Abstract

Objective—To compare electroencephalography (EEG) artifact associated with use of the subdermal wire electrode (SWE), gold cup electrode (GCE), and subdermal needle electrode (SNE) over an 8-hour period in sedated and awake dogs.

Animals—6 healthy dogs.

Procedures—8 EEG channels were recorded during 20-minute video-EEG recording sessions (intermittently at 0.5, 2, 4, 6, and 8 hours) with and without chlorpromazine sedation. Nonphysiologic artifacts were identified. Duration of artifact was summed for each channel. Number of unaffected channels (NUC) was determined.

Results—NUC was significantly affected by electrode type and sedation over time; median for SWE (2.80 channels; 95% confidence interval [CI], 0.84 to 5.70 channels) was significantly different from medians for GCE (7.87 channels; 95% CI, 7.44 to 7.94 channels) and SNE (7.60 channels; 95% CI, 6.61 to 7.89 channels). After 4 hours, NUC decreased in awake dogs, regardless of electrode type. In awake dogs, duration of artifact differed significantly between SWE and GCE or SNE; medians at 8 hours were 61.55 seconds (95% CI, 21.81 to 173.65 seconds), 1.33 seconds (95% CI, 0.47 to 3.75 seconds), and 21.01 seconds (95% CI, 6.85 to 64.42 seconds), respectively.

Conclusions and Clinical Relevance—The SWE had a significant duration of artifact during recording periods > 2 hours, compared with results for the GCE and SNE, in awake dogs. The GCE, SNE, and sedation resulted in significantly more channels unaffected by artifact. For longer recordings, caution should be exercised in selecting EEG electrodes and sedation state, although differences among electrodes may not be clinically relevant.
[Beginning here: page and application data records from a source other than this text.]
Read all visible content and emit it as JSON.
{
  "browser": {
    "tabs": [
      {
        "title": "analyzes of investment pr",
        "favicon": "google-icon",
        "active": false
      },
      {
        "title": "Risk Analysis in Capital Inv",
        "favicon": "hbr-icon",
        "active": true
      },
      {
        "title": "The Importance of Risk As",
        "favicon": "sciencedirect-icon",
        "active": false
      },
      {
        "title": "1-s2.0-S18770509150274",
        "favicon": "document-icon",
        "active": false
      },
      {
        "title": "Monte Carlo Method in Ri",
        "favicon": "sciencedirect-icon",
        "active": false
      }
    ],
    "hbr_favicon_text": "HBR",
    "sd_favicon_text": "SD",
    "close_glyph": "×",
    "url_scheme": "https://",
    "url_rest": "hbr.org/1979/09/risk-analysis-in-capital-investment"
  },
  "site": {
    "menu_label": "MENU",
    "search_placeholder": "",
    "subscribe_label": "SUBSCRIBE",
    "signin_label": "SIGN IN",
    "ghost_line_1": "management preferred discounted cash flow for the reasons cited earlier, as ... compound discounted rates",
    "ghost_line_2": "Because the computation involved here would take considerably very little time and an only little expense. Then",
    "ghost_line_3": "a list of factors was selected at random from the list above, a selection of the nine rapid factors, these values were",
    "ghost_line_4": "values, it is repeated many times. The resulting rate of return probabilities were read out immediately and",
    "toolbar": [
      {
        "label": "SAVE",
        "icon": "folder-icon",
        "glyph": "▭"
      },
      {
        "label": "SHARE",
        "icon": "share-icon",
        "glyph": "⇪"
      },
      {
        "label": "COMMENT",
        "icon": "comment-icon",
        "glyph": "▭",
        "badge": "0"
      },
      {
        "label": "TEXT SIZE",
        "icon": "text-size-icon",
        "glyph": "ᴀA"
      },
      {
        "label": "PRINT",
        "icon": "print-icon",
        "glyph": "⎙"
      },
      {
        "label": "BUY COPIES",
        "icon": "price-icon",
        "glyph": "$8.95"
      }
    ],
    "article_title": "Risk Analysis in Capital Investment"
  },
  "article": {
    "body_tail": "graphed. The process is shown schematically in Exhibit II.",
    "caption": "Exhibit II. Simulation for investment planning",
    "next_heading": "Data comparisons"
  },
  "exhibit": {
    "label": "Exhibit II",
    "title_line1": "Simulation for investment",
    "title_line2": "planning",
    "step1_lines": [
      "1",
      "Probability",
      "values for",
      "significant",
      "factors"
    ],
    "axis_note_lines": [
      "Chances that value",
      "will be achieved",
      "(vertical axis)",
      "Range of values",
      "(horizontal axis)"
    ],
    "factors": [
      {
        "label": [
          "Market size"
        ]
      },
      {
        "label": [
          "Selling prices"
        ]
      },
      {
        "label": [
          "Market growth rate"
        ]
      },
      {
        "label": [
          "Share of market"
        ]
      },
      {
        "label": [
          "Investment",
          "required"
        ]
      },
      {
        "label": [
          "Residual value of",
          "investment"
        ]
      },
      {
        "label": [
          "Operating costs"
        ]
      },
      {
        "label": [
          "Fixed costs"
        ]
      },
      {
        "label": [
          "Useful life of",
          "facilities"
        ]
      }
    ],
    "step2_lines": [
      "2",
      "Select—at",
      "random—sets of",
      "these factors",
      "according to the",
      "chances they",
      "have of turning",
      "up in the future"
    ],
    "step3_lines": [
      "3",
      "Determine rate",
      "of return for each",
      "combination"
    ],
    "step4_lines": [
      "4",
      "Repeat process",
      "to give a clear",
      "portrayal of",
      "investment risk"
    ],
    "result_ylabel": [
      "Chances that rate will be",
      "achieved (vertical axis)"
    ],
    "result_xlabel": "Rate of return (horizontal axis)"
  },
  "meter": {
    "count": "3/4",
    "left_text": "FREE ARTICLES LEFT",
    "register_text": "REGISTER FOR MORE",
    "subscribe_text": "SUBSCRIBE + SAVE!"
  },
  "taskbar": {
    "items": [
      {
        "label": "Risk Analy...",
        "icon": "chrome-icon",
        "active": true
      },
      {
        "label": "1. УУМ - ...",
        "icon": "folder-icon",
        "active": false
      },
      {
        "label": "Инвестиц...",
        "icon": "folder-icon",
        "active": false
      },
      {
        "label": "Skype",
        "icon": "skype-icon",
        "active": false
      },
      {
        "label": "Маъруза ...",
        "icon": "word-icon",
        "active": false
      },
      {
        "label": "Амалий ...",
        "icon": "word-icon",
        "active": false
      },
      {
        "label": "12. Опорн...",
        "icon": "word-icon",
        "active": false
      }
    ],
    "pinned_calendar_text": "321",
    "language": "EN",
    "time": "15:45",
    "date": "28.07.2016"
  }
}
Full access
in American Journal of Veterinary Research